Weather and Climate
Lake Superior greatly moderates temperature extremes, preventing deep cold during most of the winter, slowing spring warming, and keeping summers somewhat cooler overall. Winter months average high temperatures of about 25°F (-4°C) and summer months average about 70°F (22°C).
The average date of the last freezing temperature in spring is June 8, and the average first fall freeze is September 23; however, freezing can occur during any month. The freeze-free period, or growing season, averages 107 days annually.
This area is the second-most cloudy region of the United States, characterized by an annual mean cloud cover of 70 percent. Much of the cloudiness occurs in autumn and winter, when cool air picks up moisture from the open waters of Lake Superior (which is often warmer than the air at that time of year), rises near the shore, and forms clouds.
The prevailing wind is from the west, with average velocities ranging from 7 to 9 miles per hour, although winds coming off Lake Superior are usually higher. In summer, shore temperatures can vary dramatically throughout the day when northwest winds (off the cool lake) switch back and forth with southwest winds (off the warm land).
The big lake's presence also increases precipitation at the lakeshore. Annual precipitation averages 31 inches; annual average snowfall ranges from 140 to 160 inches with some years over 200 inches. Snow generally covers the ground from late November through late April. Fog can happen in any season.

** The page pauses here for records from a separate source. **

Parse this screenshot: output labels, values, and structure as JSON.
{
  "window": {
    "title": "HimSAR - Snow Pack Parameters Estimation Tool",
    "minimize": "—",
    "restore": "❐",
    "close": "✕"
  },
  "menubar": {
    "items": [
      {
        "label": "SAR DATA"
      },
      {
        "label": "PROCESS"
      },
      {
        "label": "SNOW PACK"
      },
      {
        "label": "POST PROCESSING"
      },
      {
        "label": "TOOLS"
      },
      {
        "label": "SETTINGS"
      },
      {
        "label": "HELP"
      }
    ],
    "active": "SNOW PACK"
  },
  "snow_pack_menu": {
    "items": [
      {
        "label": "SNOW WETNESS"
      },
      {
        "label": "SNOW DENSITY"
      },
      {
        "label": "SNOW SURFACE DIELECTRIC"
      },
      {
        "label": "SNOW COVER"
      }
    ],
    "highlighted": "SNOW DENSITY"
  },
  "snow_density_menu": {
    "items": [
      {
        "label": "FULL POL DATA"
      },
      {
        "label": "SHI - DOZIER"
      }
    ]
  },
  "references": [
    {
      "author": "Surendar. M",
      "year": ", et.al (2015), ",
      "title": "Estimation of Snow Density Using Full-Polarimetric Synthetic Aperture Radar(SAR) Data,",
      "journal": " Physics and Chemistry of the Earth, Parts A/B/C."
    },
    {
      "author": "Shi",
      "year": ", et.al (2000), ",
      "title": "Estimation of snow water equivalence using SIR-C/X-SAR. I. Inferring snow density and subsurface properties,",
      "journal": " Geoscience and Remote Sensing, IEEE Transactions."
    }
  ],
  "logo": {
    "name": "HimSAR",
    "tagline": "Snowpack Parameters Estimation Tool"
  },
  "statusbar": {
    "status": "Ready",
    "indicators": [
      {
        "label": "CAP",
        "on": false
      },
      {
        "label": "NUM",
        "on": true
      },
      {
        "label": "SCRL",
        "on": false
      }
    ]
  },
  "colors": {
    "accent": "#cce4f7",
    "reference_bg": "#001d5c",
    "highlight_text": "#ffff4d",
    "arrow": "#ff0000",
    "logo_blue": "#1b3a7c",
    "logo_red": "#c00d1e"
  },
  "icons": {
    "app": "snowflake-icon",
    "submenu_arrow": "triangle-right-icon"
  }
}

While individual years vary, climate forecasts for this area predict slowly rising average temperatures of both air and water in summer and winter, as well as higher precipitation levels overall. Increasing temperatures in summer may result in more days of heat, humidity and chance of thunderstorms. Powerful storms can occur anytime, particularly when squall lines and fronts pass through. Visitors should be prepared for constantly changing weather conditions. Weather forecasts are displayed at park visitor centers.